__Description of the task__. Below are records. Return each one exactly as written.

(Collection entries)
++++++
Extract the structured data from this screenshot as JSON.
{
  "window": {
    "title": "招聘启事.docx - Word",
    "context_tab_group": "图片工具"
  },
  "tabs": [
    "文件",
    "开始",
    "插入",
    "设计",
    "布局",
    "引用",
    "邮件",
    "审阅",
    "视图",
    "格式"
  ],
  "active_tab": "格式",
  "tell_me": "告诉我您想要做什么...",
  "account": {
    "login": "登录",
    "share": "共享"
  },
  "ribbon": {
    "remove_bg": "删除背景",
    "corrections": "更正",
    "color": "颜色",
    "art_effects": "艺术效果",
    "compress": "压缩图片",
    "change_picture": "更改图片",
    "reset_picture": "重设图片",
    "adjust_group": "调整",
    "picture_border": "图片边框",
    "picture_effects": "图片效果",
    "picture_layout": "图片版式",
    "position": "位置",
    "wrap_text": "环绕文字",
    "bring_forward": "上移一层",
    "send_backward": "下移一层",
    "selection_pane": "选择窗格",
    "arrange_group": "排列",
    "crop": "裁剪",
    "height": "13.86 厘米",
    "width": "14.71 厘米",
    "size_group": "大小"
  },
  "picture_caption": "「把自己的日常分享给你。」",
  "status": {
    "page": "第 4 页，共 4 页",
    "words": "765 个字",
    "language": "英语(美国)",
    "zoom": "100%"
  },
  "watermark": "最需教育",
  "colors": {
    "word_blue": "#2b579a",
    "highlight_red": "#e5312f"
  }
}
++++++
__Exercise response__.
Extract the structured data from this screenshot as JSON.
{
  "window": {
    "title": "招聘启事.docx - Word",
    "context_tab_group": "图片工具"
  },
  "tabs": [
    "文件",
    "开始",
    "插入",
    "设计",
    "布局",
    "引用",
    "邮件",
    "审阅",
    "视图",
    "格式"
  ],
  "active_tab": "格式",
  "tell_me": "告诉我您想要做什么...",
  "account": {
    "login": "登录",
    "share": "共享"
  },
  "ribbon": {
    "remove_bg": "删除背景",
    "corrections": "更正",
    "color": "颜色",
    "art_effects": "艺术效果",
    "compress": "压缩图片",
    "change_picture": "更改图片",
    "reset_picture": "重设图片",
    "adjust_group": "调整",
    "picture_border": "图片边框",
    "picture_effects": "图片效果",
    "picture_layout": "图片版式",
    "position": "位置",
    "wrap_text": "环绕文字",
    "bring_forward": "上移一层",
    "send_backward": "下移一层",
    "selection_pane": "选择窗格",
    "arrange_group": "排列",
    "crop": "裁剪",
    "height": "13.86 厘米",
    "width": "14.71 厘米",
    "size_group": "大小"
  },
  "picture_caption": "「把自己的日常分享给你。」",
  "status": {
    "page": "第 4 页，共 4 页",
    "words": "765 个字",
    "language": "英语(美国)",
    "zoom": "100%"
  },
  "watermark": "最需教育",
  "colors": {
    "word_blue": "#2b579a",
    "highlight_red": "#e5312f"
  }
}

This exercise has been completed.